* **WHAT IS EXPECTED**
Copy every line of the following data that includes the string "Specify".
------
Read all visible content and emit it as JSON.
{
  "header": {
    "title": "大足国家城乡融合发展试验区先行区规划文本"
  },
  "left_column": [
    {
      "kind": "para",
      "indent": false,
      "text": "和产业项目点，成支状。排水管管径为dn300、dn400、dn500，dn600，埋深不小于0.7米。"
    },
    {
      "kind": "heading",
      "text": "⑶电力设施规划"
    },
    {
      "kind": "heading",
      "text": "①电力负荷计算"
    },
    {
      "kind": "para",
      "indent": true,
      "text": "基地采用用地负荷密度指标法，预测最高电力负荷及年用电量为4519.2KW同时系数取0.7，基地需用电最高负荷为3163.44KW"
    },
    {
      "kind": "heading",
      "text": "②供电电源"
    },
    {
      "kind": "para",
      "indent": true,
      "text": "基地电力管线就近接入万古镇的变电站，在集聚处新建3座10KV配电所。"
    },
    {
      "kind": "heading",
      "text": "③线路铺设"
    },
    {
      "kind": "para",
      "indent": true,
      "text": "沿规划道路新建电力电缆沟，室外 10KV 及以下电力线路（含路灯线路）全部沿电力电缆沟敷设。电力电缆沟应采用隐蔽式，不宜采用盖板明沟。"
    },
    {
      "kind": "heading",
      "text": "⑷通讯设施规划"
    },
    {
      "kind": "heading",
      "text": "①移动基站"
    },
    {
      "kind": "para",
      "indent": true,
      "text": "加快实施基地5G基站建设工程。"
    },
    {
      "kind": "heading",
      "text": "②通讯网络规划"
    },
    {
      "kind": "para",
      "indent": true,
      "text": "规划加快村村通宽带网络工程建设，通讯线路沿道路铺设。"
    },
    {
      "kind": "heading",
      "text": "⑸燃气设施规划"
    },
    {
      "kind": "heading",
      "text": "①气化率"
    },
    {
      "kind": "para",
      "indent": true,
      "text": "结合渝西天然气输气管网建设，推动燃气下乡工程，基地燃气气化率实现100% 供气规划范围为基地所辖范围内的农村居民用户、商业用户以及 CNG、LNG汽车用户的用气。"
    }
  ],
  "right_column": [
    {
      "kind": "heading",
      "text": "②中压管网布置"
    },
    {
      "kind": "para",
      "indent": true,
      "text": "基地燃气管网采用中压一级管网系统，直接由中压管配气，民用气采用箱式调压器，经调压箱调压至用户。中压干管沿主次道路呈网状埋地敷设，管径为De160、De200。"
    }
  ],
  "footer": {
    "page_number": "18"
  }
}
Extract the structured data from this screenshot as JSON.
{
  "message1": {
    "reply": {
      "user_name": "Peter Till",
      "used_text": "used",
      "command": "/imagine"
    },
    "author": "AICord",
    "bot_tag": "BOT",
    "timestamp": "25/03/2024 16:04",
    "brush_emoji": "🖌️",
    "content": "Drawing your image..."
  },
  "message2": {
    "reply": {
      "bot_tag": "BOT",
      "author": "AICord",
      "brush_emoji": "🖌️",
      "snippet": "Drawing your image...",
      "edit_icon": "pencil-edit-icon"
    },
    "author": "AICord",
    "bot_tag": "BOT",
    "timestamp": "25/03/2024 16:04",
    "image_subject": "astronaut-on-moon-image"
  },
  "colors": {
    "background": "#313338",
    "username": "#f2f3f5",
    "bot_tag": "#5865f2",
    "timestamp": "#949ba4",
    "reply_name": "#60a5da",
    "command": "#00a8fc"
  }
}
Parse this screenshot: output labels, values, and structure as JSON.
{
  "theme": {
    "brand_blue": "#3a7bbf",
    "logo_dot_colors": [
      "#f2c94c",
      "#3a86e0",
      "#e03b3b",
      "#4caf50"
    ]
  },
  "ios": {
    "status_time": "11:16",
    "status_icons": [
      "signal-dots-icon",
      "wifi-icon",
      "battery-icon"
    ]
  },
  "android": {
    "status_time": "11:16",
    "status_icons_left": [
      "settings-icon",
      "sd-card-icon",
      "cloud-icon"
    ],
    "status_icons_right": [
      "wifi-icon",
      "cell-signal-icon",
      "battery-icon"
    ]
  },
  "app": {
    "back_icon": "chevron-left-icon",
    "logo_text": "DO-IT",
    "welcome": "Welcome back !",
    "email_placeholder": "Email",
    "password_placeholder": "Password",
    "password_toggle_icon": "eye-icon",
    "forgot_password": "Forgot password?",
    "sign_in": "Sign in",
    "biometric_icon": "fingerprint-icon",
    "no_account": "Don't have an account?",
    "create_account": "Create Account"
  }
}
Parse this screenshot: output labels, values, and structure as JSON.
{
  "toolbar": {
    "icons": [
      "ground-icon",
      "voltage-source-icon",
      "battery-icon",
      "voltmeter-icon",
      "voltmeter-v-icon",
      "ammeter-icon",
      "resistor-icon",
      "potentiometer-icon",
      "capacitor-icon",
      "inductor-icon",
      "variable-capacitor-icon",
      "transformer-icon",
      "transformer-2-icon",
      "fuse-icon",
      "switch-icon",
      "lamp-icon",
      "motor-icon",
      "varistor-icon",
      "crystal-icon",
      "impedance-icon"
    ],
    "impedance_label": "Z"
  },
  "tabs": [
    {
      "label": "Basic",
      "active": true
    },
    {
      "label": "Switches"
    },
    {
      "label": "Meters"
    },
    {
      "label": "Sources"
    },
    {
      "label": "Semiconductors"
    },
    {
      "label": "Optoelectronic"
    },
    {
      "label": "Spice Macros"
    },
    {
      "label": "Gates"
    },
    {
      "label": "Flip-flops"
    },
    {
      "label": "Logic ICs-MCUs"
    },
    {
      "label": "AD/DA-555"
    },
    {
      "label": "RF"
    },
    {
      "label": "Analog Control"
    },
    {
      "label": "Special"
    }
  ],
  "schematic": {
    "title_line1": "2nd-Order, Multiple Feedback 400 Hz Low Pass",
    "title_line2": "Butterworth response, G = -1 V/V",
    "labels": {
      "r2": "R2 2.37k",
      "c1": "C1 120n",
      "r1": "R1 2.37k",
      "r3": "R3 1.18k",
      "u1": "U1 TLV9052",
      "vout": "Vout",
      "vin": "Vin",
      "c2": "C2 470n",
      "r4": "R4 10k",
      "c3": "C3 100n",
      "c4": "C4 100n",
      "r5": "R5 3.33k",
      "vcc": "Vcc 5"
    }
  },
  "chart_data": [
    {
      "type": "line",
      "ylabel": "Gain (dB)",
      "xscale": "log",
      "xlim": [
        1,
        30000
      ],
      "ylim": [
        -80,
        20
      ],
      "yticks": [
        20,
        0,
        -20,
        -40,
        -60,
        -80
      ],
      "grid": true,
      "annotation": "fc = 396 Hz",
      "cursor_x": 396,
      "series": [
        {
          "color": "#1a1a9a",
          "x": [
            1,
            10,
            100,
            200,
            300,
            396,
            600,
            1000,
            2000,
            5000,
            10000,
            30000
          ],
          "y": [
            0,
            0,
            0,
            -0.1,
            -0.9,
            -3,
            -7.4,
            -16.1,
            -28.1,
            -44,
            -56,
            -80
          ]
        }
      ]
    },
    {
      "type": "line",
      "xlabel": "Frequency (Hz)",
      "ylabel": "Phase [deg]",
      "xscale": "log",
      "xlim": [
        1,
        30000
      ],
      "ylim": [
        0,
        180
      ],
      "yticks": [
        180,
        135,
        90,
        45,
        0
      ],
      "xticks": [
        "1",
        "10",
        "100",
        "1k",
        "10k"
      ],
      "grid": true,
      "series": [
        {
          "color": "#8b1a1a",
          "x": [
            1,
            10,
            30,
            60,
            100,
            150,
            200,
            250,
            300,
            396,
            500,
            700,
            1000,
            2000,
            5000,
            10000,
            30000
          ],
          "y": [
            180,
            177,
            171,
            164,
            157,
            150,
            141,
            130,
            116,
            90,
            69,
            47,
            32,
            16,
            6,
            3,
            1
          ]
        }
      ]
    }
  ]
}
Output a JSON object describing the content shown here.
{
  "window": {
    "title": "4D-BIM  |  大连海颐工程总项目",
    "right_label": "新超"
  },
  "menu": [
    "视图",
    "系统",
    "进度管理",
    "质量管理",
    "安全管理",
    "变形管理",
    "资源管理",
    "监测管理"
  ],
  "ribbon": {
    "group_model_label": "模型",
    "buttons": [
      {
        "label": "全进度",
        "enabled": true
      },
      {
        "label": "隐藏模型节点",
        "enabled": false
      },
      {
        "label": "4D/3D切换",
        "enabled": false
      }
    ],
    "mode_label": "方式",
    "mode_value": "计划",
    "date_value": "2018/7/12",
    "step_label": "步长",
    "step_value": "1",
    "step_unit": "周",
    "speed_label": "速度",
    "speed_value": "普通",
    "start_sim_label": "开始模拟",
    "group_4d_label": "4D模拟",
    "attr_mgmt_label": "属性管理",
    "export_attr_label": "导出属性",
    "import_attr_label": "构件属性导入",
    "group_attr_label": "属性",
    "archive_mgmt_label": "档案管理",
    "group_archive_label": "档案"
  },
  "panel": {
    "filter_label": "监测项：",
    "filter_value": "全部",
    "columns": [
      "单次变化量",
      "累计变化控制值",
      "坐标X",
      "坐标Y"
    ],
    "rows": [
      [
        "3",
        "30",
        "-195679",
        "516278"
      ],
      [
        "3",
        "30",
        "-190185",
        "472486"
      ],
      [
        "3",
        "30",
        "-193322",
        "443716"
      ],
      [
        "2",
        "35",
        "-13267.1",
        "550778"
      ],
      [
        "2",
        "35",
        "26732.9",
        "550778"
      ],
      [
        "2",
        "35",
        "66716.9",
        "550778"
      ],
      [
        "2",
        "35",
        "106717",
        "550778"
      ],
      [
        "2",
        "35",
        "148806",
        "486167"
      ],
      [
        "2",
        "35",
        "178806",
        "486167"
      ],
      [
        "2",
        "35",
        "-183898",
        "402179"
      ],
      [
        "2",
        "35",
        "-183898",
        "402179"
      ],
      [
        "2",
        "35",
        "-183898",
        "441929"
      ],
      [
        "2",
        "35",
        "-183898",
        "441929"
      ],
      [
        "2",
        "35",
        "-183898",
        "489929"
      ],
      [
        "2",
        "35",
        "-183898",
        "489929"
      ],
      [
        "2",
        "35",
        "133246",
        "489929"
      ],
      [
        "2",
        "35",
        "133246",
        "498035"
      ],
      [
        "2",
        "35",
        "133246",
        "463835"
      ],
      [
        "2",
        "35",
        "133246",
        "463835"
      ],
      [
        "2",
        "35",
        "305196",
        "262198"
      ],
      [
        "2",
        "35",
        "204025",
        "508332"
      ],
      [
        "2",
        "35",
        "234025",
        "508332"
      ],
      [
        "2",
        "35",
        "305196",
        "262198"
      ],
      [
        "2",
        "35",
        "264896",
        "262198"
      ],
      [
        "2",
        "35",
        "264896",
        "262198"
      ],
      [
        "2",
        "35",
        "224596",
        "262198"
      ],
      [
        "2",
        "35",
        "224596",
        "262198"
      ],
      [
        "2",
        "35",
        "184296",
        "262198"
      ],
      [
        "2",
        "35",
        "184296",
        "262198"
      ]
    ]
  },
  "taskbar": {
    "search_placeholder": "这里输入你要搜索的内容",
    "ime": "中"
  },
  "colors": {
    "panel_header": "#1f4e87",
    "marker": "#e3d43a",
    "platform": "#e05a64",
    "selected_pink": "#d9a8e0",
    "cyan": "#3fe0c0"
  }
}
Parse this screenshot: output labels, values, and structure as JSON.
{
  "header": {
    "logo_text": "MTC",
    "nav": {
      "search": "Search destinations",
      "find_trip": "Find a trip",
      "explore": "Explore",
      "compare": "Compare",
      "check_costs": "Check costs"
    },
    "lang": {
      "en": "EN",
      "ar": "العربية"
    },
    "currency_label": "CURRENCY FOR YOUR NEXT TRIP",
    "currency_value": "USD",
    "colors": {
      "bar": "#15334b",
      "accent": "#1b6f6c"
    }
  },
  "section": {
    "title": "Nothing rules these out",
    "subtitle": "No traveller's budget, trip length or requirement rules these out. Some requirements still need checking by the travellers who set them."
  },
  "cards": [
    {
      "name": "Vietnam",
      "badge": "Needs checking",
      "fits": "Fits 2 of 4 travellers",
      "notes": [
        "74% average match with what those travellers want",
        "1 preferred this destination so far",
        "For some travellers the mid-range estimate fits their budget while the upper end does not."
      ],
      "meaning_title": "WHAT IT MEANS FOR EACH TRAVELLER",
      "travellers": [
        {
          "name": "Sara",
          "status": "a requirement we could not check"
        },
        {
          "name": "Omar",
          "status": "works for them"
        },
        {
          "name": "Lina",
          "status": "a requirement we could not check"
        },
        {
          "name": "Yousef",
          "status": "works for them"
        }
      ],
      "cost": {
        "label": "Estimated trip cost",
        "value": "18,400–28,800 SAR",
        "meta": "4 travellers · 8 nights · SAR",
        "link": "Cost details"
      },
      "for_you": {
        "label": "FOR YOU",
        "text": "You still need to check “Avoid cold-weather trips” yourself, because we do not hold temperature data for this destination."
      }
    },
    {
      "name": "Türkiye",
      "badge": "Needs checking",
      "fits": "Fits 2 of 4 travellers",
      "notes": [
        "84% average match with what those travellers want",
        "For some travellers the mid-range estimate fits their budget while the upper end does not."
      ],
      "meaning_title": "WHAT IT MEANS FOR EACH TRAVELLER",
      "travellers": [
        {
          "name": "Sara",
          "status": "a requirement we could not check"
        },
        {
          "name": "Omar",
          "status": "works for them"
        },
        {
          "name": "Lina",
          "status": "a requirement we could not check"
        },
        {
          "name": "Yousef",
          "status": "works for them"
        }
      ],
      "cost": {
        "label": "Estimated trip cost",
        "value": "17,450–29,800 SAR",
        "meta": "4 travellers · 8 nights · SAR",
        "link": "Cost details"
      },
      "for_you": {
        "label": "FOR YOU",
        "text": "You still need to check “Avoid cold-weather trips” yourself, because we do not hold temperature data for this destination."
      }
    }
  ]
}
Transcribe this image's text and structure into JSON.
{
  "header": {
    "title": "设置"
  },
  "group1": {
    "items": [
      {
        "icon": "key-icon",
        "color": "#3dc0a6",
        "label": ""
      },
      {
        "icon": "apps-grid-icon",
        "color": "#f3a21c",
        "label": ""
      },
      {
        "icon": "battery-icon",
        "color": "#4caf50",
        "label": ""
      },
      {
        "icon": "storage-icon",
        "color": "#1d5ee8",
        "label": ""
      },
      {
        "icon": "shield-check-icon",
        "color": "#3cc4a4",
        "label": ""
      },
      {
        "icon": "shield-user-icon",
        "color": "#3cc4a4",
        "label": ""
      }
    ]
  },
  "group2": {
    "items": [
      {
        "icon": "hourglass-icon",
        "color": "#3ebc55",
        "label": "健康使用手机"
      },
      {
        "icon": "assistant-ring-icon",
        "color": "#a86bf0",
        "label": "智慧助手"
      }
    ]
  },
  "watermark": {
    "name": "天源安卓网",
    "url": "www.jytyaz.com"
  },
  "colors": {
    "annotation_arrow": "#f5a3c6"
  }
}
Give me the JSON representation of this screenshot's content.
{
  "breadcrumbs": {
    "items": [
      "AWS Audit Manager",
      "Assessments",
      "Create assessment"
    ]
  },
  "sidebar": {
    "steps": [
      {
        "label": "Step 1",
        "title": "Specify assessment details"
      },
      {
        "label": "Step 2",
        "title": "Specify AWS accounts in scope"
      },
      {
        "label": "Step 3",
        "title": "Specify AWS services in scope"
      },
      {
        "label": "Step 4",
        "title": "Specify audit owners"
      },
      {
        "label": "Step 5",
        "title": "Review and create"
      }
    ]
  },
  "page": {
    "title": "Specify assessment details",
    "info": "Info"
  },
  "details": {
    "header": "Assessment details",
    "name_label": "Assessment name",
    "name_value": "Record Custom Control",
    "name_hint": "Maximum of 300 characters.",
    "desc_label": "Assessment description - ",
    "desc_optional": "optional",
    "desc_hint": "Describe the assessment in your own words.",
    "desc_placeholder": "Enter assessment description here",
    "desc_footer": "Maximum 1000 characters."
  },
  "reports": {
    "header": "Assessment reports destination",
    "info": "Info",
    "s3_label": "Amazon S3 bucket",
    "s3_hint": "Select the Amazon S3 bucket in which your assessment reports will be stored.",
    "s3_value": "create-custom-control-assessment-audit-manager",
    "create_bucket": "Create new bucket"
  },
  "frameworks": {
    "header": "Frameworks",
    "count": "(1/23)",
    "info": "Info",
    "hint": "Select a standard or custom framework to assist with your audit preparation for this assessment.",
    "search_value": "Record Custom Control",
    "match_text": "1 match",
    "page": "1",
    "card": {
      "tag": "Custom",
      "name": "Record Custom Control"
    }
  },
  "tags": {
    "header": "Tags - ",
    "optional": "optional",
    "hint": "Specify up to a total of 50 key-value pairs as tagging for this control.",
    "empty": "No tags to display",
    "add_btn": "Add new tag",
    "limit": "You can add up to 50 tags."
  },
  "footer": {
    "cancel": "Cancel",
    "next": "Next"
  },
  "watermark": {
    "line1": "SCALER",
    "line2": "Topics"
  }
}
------
* **RESULT FOR THIS EXERCISE**
        "title": "Specify assessment details"
        "title": "Specify AWS accounts in scope"
        "title": "Specify AWS services in scope"
        "title": "Specify audit owners"
    "title": "Specify assessment details",
    "hint": "Specify up to a total of 50 key-value pairs as tagging for this control.",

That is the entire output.